§ **Material to process**:
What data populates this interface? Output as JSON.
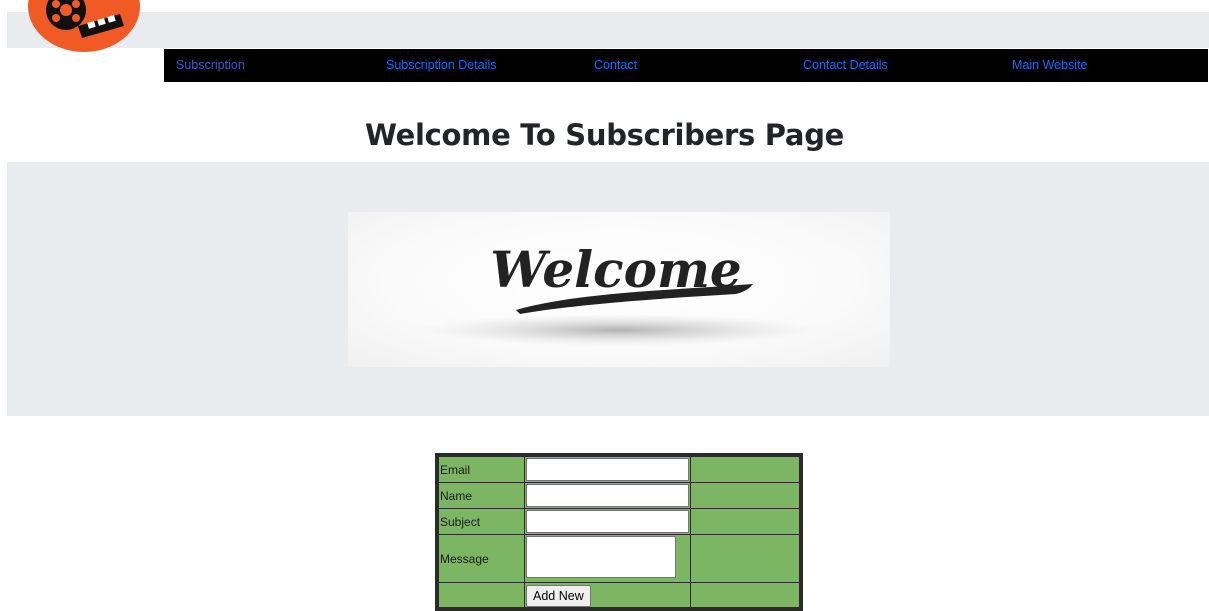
{
  "nav": {
    "items": [
      {
        "label": "Subscription"
      },
      {
        "label": "Subscription Details"
      },
      {
        "label": "Contact"
      },
      {
        "label": "Contact Details"
      },
      {
        "label": "Main Website"
      }
    ]
  },
  "main": {
    "title": "Welcome To Subscribers Page",
    "banner_text": "Welcome"
  },
  "form": {
    "fields": [
      {
        "label": "Email",
        "value": ""
      },
      {
        "label": "Name",
        "value": ""
      },
      {
        "label": "Subject",
        "value": ""
      },
      {
        "label": "Message",
        "value": ""
      }
    ],
    "submit_label": "Add New"
  },
  "colors": {
    "logo_orange": "#f15a24",
    "nav_background": "#000000",
    "nav_link": "#0d6efd",
    "jumbotron": "#e9ecef",
    "form_green": "#7db662"
  }
}
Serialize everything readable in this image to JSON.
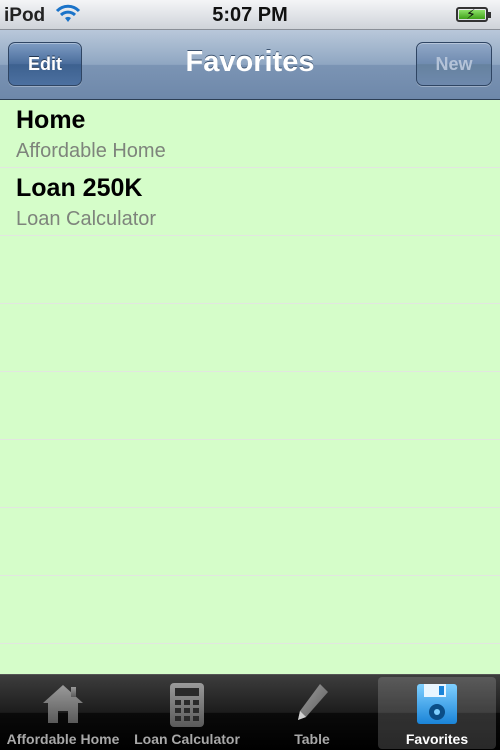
{
  "status_bar": {
    "carrier": "iPod",
    "time": "5:07 PM"
  },
  "nav": {
    "title": "Favorites",
    "left_button": "Edit",
    "right_button": "New"
  },
  "favorites": [
    {
      "title": "Home",
      "subtitle": "Affordable Home"
    },
    {
      "title": "Loan 250K",
      "subtitle": "Loan Calculator"
    }
  ],
  "tabs": [
    {
      "label": "Affordable Home",
      "icon": "house-icon"
    },
    {
      "label": "Loan Calculator",
      "icon": "calculator-icon"
    },
    {
      "label": "Table",
      "icon": "pencil-icon"
    },
    {
      "label": "Favorites",
      "icon": "floppy-disk-icon",
      "selected": true
    }
  ],
  "colors": {
    "list_background": "#d5fdc9",
    "nav_blue": "#6e88aa",
    "tab_active": "#2fa0ee"
  }
}
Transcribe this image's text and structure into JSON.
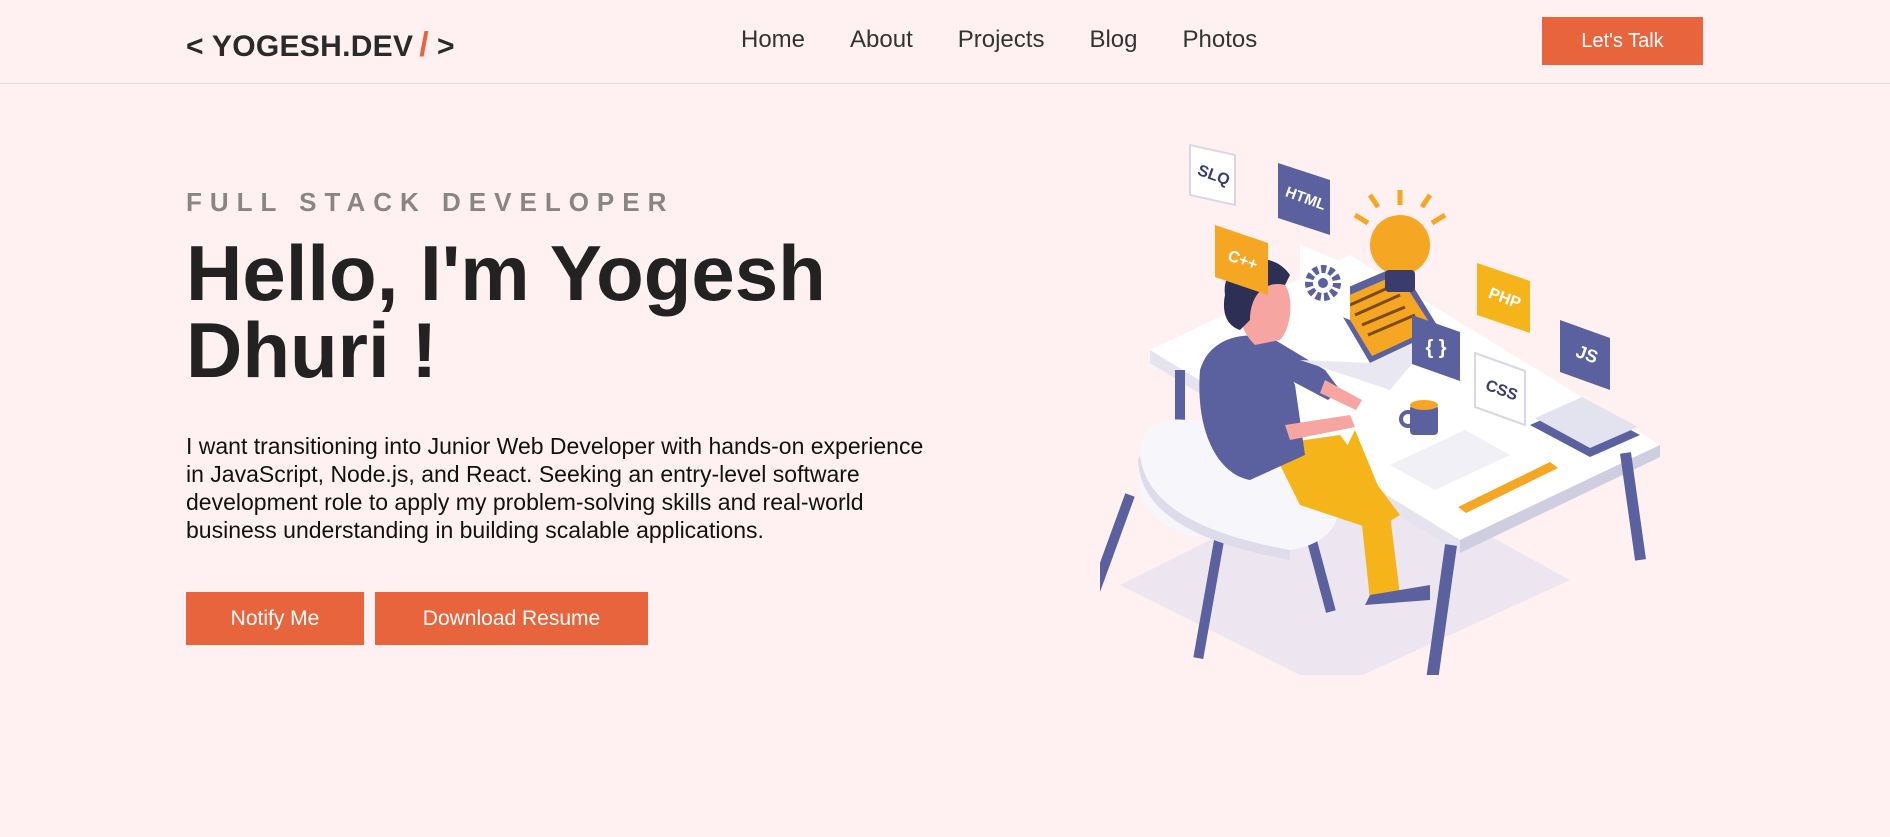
{
  "header": {
    "logo": {
      "open": "< YOGESH.DEV",
      "slash": "/",
      "close": ">"
    },
    "nav": [
      "Home",
      "About",
      "Projects",
      "Blog",
      "Photos"
    ],
    "cta_label": "Let's Talk"
  },
  "hero": {
    "eyebrow": "FULL STACK DEVELOPER",
    "headline": "Hello, I'm Yogesh Dhuri !",
    "intro": "I want transitioning into Junior Web Developer with hands-on experience in JavaScript, Node.js, and React. Seeking an entry-level software development role to apply my problem-solving skills and real-world business understanding in building scalable applications.",
    "buttons": {
      "notify": "Notify Me",
      "resume": "Download Resume"
    }
  },
  "illustration": {
    "tags": [
      "SLQ",
      "HTML",
      "C++",
      "PHP",
      "JS",
      "CSS",
      "{ }"
    ]
  },
  "colors": {
    "background": "#fff1f1",
    "accent": "#e8643c",
    "indigo": "#5b609e",
    "amber": "#f5a623"
  }
}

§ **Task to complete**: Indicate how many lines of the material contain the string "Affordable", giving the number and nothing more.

§ **Finished task**: 2